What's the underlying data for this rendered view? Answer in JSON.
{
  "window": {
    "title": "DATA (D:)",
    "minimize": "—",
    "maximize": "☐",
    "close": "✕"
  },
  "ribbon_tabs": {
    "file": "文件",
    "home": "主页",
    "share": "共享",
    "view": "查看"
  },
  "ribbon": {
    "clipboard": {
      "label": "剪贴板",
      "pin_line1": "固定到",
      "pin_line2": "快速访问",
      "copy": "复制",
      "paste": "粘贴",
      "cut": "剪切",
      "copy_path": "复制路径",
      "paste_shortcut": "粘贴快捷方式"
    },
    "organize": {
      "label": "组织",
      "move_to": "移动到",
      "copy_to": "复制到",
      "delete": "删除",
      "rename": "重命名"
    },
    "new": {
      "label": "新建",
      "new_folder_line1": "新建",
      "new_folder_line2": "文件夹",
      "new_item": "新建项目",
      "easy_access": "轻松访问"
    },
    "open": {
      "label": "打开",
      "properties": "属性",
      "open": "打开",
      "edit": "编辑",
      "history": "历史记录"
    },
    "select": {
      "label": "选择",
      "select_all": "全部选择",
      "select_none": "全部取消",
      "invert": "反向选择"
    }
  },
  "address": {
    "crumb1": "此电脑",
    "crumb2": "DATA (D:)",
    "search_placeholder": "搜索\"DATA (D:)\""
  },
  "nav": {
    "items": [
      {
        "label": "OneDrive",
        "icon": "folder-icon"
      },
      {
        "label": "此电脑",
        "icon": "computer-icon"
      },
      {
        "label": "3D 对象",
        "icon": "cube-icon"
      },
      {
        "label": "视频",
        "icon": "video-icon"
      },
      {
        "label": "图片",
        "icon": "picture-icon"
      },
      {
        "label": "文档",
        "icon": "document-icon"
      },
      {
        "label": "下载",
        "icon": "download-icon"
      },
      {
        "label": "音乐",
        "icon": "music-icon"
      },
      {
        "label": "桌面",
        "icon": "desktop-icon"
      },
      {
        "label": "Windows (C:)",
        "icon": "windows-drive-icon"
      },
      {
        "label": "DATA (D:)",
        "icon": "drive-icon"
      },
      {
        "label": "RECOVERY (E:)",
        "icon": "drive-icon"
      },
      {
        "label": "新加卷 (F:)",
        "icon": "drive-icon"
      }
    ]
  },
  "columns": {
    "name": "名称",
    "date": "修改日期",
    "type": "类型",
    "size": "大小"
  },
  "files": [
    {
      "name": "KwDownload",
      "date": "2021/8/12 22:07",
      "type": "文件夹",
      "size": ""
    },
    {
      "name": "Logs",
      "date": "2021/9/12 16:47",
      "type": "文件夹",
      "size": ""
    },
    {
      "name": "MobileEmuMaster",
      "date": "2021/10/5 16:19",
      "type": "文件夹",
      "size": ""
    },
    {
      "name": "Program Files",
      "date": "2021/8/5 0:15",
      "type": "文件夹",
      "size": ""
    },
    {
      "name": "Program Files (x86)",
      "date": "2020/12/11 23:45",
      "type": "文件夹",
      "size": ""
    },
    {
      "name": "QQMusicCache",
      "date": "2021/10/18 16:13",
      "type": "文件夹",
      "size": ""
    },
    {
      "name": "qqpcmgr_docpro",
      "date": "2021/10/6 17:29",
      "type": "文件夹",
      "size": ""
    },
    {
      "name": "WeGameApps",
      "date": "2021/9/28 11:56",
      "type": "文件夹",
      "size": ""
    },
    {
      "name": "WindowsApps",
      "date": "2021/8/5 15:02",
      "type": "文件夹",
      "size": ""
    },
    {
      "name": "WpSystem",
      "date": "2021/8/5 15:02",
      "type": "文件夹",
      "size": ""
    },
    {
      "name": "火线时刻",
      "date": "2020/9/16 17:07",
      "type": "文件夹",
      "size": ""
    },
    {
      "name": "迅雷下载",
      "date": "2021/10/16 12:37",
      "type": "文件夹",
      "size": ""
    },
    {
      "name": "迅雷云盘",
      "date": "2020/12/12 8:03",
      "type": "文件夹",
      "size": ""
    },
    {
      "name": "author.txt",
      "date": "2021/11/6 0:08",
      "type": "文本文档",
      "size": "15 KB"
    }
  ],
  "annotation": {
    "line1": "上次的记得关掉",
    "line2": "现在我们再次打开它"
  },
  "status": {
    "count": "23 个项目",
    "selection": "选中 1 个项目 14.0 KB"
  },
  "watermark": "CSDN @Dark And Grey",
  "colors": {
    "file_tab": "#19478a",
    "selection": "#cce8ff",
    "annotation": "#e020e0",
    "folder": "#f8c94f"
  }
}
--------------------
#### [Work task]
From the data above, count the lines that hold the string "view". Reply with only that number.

#### [Answer section]
2